Monday, November 25, 2013

An Introduction to Lean for Game Development

What is Lean?
There are many definitions of lean and many different applications of it (the main being manufacturing and software development).   Here are three I’ve seen and liked:
  • It’s a way of building complicated stuff
  • It’s a system-driven approach to applying empirical process control
  • It’s a production practice that considers the expenditure of resources for any goal other than the creation of value for the end customer to be wasteful, and thus a target for elimination.
Lean practices, including Kanban, offer improved approaches to doing some work better than a pure approach using an agile framework, such as Scrum.

Why Use Lean?
The work better suited to lean:
  • Is more predictable in workflow and size
  • Requires less exploration and iteration
  • Has a chain of specialist work and handoffs that last longer than a typical sprint to produce something of value.
Work, such as level and character production, are good candidates for lean.  This is opposed to the work done in pre-production to explore what makes levels and characters fun and good looking, which is better suited to the cross-discipline swarming and iteration of a sprint.  The sprint time-box is great for limiting explorations to reasonable chunks of time and cost that can be used to inspect and adapt the game and the plan for it.  This time-boxed approach doesn’t fit as well with more predictable flows of work that have their own cadence, such as levels that might take a month or more to complete or bug fixes to an MMO that need to be tested and deployed daily.

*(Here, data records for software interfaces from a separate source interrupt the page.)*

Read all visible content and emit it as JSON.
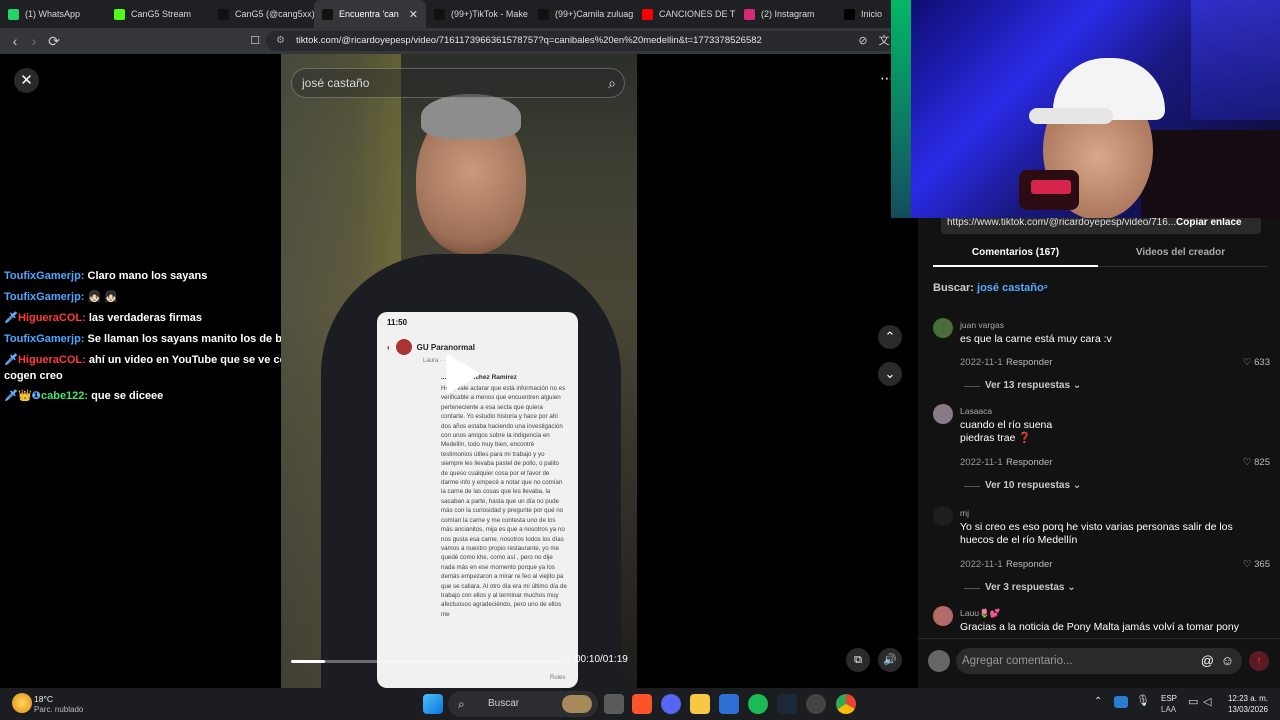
{
  "browser": {
    "tabs": [
      {
        "label": "(1) WhatsApp",
        "icon": "whatsapp-icon",
        "color": "#25d366"
      },
      {
        "label": "CanG5 Stream",
        "icon": "kick-icon",
        "color": "#53fc18"
      },
      {
        "label": "CanG5 (@cang5xx)",
        "icon": "tiktok-icon",
        "color": "#111111"
      },
      {
        "label": "Encuentra 'can",
        "icon": "tiktok-icon",
        "color": "#111111",
        "active": true
      },
      {
        "label": "(99+)TikTok - Make",
        "icon": "tiktok-icon",
        "color": "#111111"
      },
      {
        "label": "(99+)Camila zuluag",
        "icon": "tiktok-icon",
        "color": "#111111"
      },
      {
        "label": "CANCIONES DE TER",
        "icon": "youtube-icon",
        "color": "#ff0000"
      },
      {
        "label": "(2) Instagram",
        "icon": "instagram-icon",
        "color": "#d62976"
      },
      {
        "label": "Inicio / X",
        "icon": "x-icon",
        "color": "#000000"
      }
    ],
    "url": "tiktok.com/@ricardoyepesp/video/7161173966361578757?q=canibales%20en%20medellin&t=1773378526582"
  },
  "video": {
    "search_value": "josé castaño",
    "time": "00:10/01:19",
    "progress": 0.126,
    "phone": {
      "status_time": "11:50",
      "account": "GU Paranormal",
      "account_sub": "Laura · ·  1h · ",
      "commenter": "...anda Sanchez Ramirez",
      "text": "Hola, vale aclarar que está información no es verificable a menos que encuentren alguien perteneciente a esa secta que quiera contarte. Yo estudio historia y hace por ahí dos años estaba haciendo una investigación con unos amigos sobre la indigencia en Medellín, todo muy bien, encontré testimonios útiles para mi trabajo y yo siempre les llevaba pastel de pollo, o palito de queso cualquier cosa por el favor de darme info y empecé a notar que no comían la carne de las cosas que les llevaba, la sacaban a parte, hasta que un día no pude más con la curiosidad y pregunte por qué no comían la carne y me contesta uno de los más ancianitos, mija es que a nosotros ya no nos gusta esa carne, nosotros todos los días vamos a nuestro propio restaurante, yo me quedé como khe, como así , pero no dije nada más en ese momento porque ya los demás empezaron a mirar re feo al viejito pa que se callara. Al otro día era mi último día de trabajo con ellos y al terminar muchos muy afectuosos agradeciéndo, pero uno de ellos me",
      "footer": "Rules"
    }
  },
  "chat": [
    {
      "user": "ToufixGamerjp:",
      "user_color": "#4ea7ff",
      "badge": "",
      "message": "Claro mano los sayans"
    },
    {
      "user": "ToufixGamerjp:",
      "user_color": "#4ea7ff",
      "badge": "",
      "message": "👧🏻 👧🏻"
    },
    {
      "user": "HigueraCOL:",
      "user_color": "#ff3b3b",
      "badge": "🗡",
      "message": "las verdaderas firmas"
    },
    {
      "user": "ToufixGamerjp:",
      "user_color": "#4ea7ff",
      "badge": "",
      "message": "Se llaman los sayans manito los de bogota"
    },
    {
      "user": "HigueraCOL:",
      "user_color": "#ff3b3b",
      "badge": "🗡",
      "message": "ahí un video en YouTube que se ve como los cogen creo"
    },
    {
      "user": "cabe122:",
      "user_color": "#3ee86a",
      "badge": "🗡👑❶",
      "message": "que se diceee"
    }
  ],
  "panel": {
    "link": "https://www.tiktok.com/@ricardoyepesp/video/716...",
    "copy_label": "Copiar enlace",
    "tab_comments": "Comentarios (167)",
    "tab_videos": "Videos del creador",
    "search_prefix": "Buscar:",
    "search_term": "josé castaño",
    "comments": [
      {
        "user": "juan vargas",
        "text": "es que la carne está muy cara :v",
        "date": "2022-11-1",
        "reply": "Responder",
        "likes": "633",
        "replies": "Ver 13 respuestas",
        "avatar_color": "#4a6b3a"
      },
      {
        "user": "Lasaaca",
        "text": "cuando el río suena piedras trae ❓",
        "date": "2022-11-1",
        "reply": "Responder",
        "likes": "825",
        "replies": "Ver 10 respuestas",
        "avatar_color": "#8a7a86"
      },
      {
        "user": "mj",
        "text": "Yo si creo es eso porq he visto varias personas salir de los huecos de el río Medellín",
        "date": "2022-11-1",
        "reply": "Responder",
        "likes": "365",
        "replies": "Ver 3 respuestas",
        "avatar_color": "#1e1e1e"
      },
      {
        "user": "Laʊʊ🌷💕",
        "text": "Gracias a la noticia de Pony Malta jamás volví a tomar pony",
        "date": "",
        "reply": "",
        "likes": "",
        "replies": "",
        "avatar_color": "#b56a6a"
      }
    ],
    "add_comment_placeholder": "Agregar comentario..."
  },
  "taskbar": {
    "weather_temp": "18°C",
    "weather_desc": "Parc. nublado",
    "search_label": "Buscar",
    "lang": "ESP",
    "lang_sub": "LAA",
    "time": "12:23 a. m.",
    "date": "13/03/2026"
  }
}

What does Lean look like and how is it different from Scrum?
The major visible difference with lean is how the work is managed by the team.  For example, using Kanban practices, you’ll see task boards that are more detailed and have more policies to manage them.  A typical Kanban board for level production might look like this:

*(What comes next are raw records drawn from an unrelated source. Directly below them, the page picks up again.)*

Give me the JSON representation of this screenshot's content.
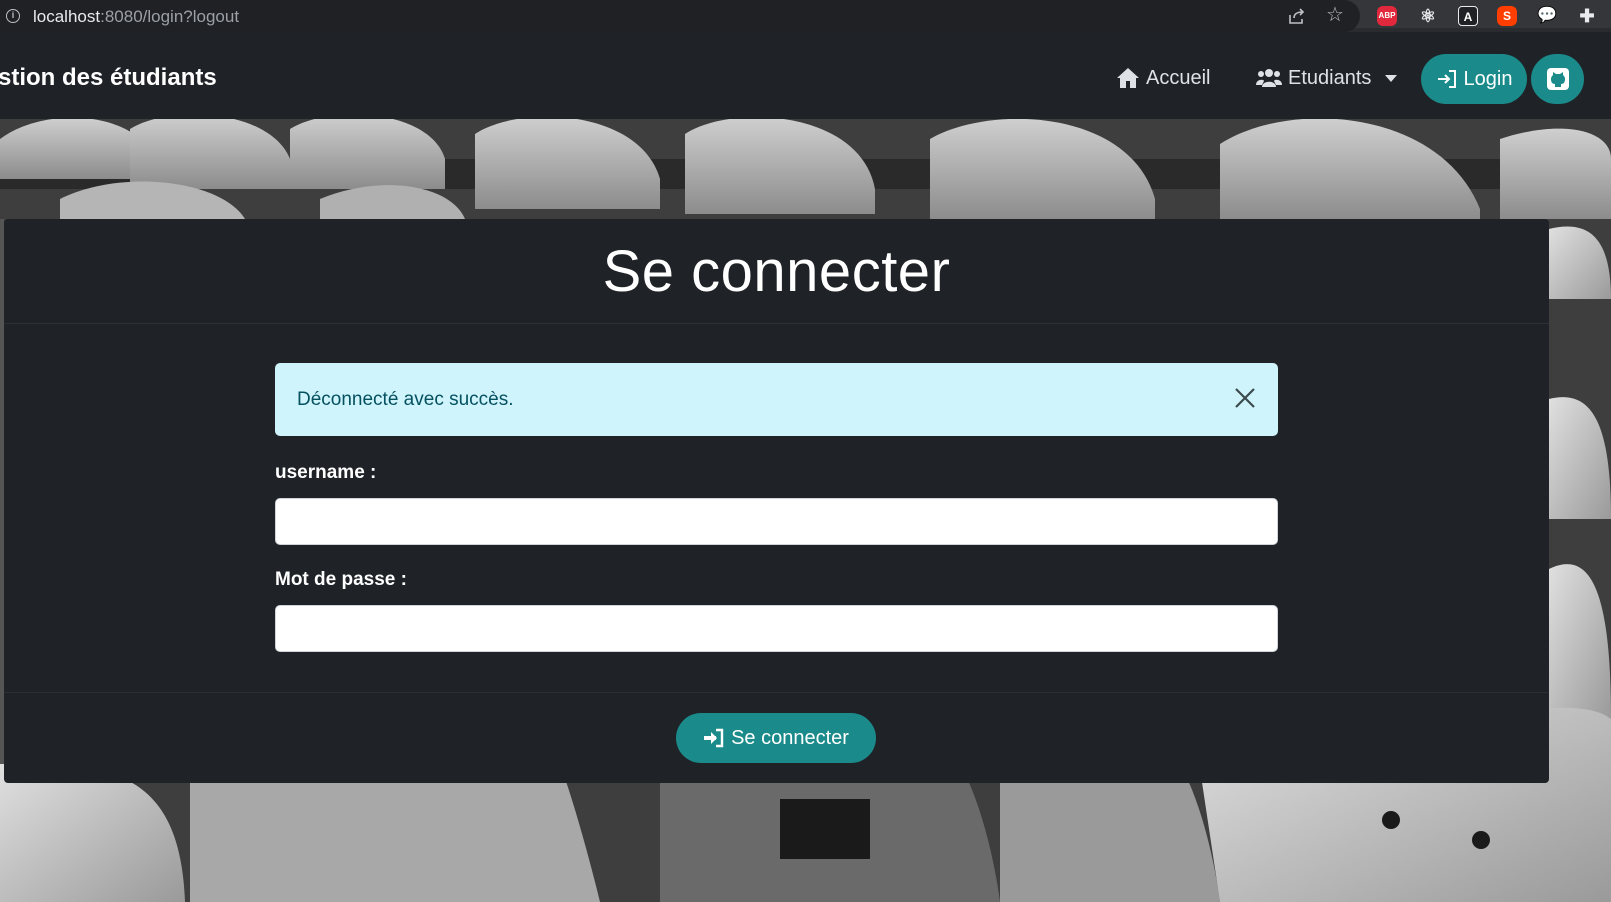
{
  "browser": {
    "url_host": "localhost",
    "url_rest": ":8080/login?logout",
    "extensions": {
      "abp": "ABP",
      "angular": "A",
      "svelte": "S"
    }
  },
  "navbar": {
    "brand": "stion des étudiants",
    "accueil": "Accueil",
    "etudiants": "Etudiants",
    "login": "Login",
    "accent": "#1b8a8a"
  },
  "card": {
    "title": "Se connecter",
    "alert": {
      "text": "Déconnecté avec succès.",
      "bg": "#cff4fc"
    },
    "username_label": "username :",
    "password_label": "Mot de passe :",
    "username_value": "",
    "password_value": "",
    "submit": "Se connecter"
  }
}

Each column represents discrete stages of workflow from backlog to done.  The numbers at each stage are called work-in-progress limits.  This setup has several benefits:
  • The work-in-progress limits increase the speed in which assets flow through.
  • The columns quickly show when the flow is piling up too much or if there is something blocking the flow that needs to be dealt with.
  • It allows improvements to be seen in the flow soon after they are introduced.
  • It gives everyone on the team instantaneous feedback on the big and small view of the work.
Rather than measuring how much is completed every sprint, lean practices measure the amount of time each asset or feature takes, from concept to done.  This time, called the cycle time, becomes the primary metric used to evaluate the pace of improvements and the date when the work is forecast to be completed.

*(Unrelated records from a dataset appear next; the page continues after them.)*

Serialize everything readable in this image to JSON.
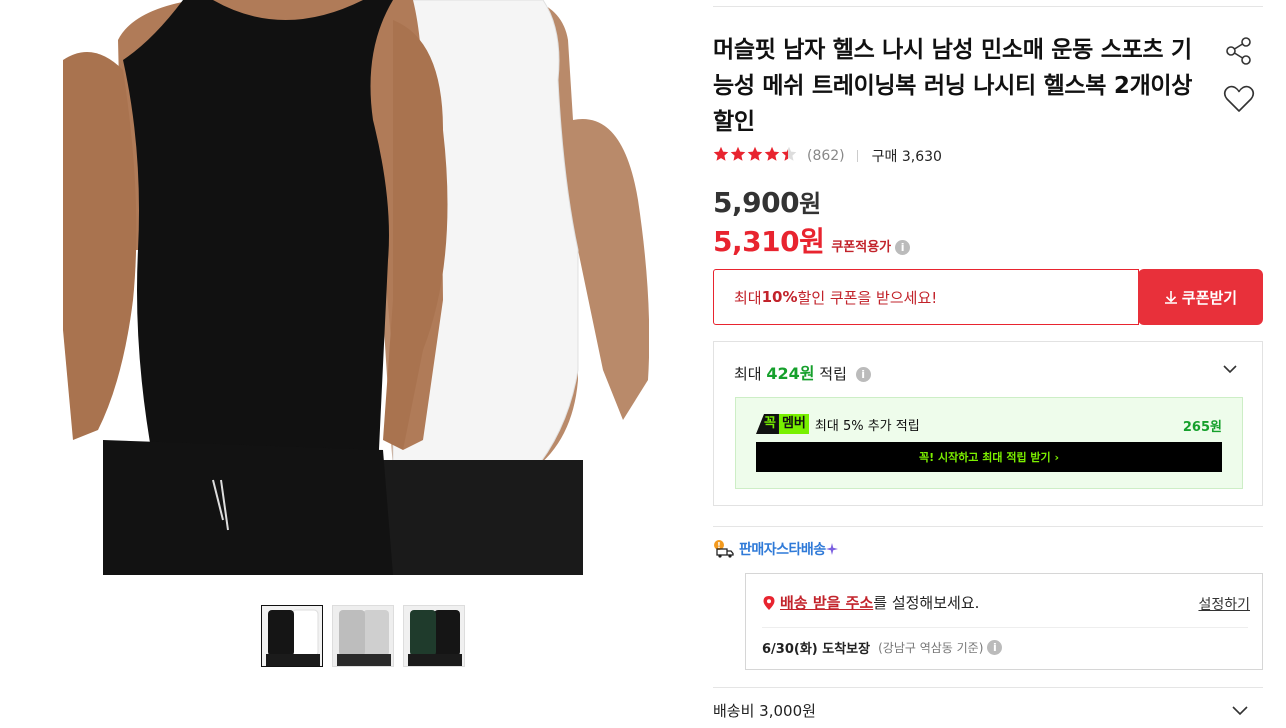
{
  "product": {
    "title": "머슬핏 남자 헬스 나시 남성 민소매 운동 스포츠 기능성 메쉬 트레이닝복 러닝 나시티 헬스복 2개이상 할인",
    "stars": "★★★★★",
    "rating": 4.5,
    "review_count": "(862)",
    "purchase_count": "구매 3,630",
    "price": "5,900",
    "price_unit": "원",
    "coupon_price": "5,310원",
    "coupon_price_label": "쿠폰적용가"
  },
  "icons": {
    "share": "share-icon",
    "wishlist": "heart-icon",
    "info": "info-icon",
    "chevron": "chevron-down-icon",
    "download": "download-arrow-icon",
    "delivery": "delivery-truck-icon",
    "location": "location-pin-icon"
  },
  "coupon": {
    "prefix": "최대 ",
    "rate": "10%",
    "suffix": " 할인 쿠폰을 받으세요!",
    "button_label": "쿠폰받기"
  },
  "points": {
    "prefix": "최대 ",
    "amount": "424원",
    "suffix": " 적립",
    "member_badge_1": "꼭",
    "member_badge_2": "멤버",
    "member_text": "최대 5% 추가 적립",
    "member_amount": "265원",
    "member_cta": "꼭! 시작하고 최대 적립 받기 ›"
  },
  "delivery": {
    "seller_star_label": "판매자스타배송",
    "address_link": "배송 받을 주소",
    "address_text": "를 설정해보세요.",
    "address_set": "설정하기",
    "arrival_date": "6/30(화) 도착보장",
    "arrival_location": "(강남구 역삼동 기준)",
    "shipping_fee": "배송비 3,000원"
  },
  "colors": {
    "accent_red": "#e8242f",
    "points_green": "#16a02c",
    "member_lime": "#78f000",
    "seller_blue": "#2f7ad8"
  }
}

Most studios using lean apply a combination of Scrum and Kanban practices commonly called Scrumban.  This typically means that the roles and most practices of Scrum are preserved.  The main difference is that instead of having a Scrum sprint, where the planning and review of a number of assets or features are done at a fixed time, Kanban planning and review is done on demand.  Teams will often still want to hold a stakeholder review of what was completed since the last review and hold a team retrospective.  This is referred to as a cadence and is usually set at two or three weeks.

Lean practices work best when there is more predictability and flow in the work.  Scrum and lean share a similar mindset of transparency, inspect-and-adapt practices and a focus on continuous improvement.  They describe different practices and tools that studios find complementary and ultimately customize as teams find better ways to work and make games.

Article on Kanban and asset creation
Chapter 7 in my book Agile Game Development with Scrum goes into more detail.